5/01 The Tyranny Of Good Intentions

The Tyranny of Good Intentions
Larry Pratt

How we view government has a profound affect on our liberties.

Our founding fathers looked upon government as a shield to protect individual liberties. Most of our politicians today look upon government as the engine for doing good.

This framework is described masterfully in a very important book entitled The Tyranny of Good Intentions: How Prosecutors and Bureaucrats Are Trampling the Constitution in the Name of Justice by Paul Craig Roberts and Lawrence Stratton.

The English liberty tradition of the law as a shield to protect individual liberties traces back to Alfred the Great in the ninth century. The notion of the law as an instrument of the policy of the rulers was articulated by, among others, Jeremy Bentham, a 17th century political philosopher.

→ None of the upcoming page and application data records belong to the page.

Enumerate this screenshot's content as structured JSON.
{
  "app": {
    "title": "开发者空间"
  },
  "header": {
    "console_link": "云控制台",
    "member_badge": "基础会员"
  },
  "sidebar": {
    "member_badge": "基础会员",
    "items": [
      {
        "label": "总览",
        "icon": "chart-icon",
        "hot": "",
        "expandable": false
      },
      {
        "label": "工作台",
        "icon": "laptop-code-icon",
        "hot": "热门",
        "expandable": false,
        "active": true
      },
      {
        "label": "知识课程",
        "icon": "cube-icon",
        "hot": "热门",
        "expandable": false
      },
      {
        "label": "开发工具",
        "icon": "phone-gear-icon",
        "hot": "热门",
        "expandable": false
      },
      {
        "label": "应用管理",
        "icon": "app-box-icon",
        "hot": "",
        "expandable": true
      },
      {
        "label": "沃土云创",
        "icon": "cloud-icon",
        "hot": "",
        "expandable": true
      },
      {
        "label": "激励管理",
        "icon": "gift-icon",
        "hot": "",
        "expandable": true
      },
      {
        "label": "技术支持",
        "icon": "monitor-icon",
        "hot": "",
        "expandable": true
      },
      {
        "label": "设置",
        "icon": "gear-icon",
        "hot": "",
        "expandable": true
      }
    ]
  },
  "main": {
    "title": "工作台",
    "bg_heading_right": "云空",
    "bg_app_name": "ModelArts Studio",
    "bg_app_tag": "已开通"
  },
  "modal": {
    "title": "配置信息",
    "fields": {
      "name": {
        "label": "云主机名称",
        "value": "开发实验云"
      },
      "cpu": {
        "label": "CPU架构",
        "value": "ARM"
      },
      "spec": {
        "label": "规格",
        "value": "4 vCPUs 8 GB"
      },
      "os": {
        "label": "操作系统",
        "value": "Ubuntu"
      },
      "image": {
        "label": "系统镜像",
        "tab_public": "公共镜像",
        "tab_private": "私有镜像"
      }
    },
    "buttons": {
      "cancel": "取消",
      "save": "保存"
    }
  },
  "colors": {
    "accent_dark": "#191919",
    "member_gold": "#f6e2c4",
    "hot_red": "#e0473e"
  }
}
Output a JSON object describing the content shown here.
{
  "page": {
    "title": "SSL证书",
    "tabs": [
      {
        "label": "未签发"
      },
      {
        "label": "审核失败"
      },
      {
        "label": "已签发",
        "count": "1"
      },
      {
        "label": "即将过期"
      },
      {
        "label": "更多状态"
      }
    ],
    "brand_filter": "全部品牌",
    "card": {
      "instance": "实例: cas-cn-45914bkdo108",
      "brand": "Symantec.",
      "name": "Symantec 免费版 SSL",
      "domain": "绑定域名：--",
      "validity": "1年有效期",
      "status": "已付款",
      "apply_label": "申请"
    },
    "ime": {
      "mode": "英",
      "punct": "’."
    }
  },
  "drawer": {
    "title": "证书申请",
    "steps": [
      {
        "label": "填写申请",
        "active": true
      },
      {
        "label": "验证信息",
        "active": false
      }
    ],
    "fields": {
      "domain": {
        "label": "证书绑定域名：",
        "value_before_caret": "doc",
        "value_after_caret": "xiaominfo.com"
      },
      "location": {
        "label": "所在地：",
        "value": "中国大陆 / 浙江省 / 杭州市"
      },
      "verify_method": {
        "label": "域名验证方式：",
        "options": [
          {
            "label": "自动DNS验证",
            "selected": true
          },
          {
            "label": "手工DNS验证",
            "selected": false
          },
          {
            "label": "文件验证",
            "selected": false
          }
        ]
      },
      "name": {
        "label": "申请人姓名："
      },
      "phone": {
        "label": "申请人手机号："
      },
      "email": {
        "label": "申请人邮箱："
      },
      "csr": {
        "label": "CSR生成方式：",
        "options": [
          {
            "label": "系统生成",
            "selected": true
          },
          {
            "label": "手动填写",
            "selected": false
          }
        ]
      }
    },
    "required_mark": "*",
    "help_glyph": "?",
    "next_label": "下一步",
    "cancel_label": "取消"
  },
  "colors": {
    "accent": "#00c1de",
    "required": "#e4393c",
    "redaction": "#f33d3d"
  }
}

One of the more visible abuses of the law in our day is the ever-expanding number of reasons why police agencies are allowed to take people’s cash, cars, houses and other property without a warrant, and without ever pressing charges. Justified in the name of giving police and prosecutors effective crime-fighting tools, the reality has become a license to steal because the proceeds of confiscation go to the very officers who carry out the forfeiture.

The Tyranny of Good Intentions describes how the Communists made the law a weapon of the ruling elite. A process to seek justice was consciously rejected in place of a process to achieve the political objectives of the Communist Party. With that in mind, the authors paint a very disturbing picture of the perversion of the legal process in the United States that is now operating all too much like that of the Soviet Union.

What is the end of this? Well, consider that one of the most horrifying features of totalitarian government is the concentration camp. Jeremy Bentham believed that people who might, because of their economic and social status, commit a crime, should be apprehended and reformed through heavy labor. Hitler and Lenin must have had Bentham on their nightstand.

So, too, might today’s English Prime Minister, Tony Blair. He is proposing that the government be allowed to confine people proactively, based on the fears of their potential danger to society.

The Bible says that only God knows the hearts of men. Our Benthamite politicians obviously believe they share that divine knowledge.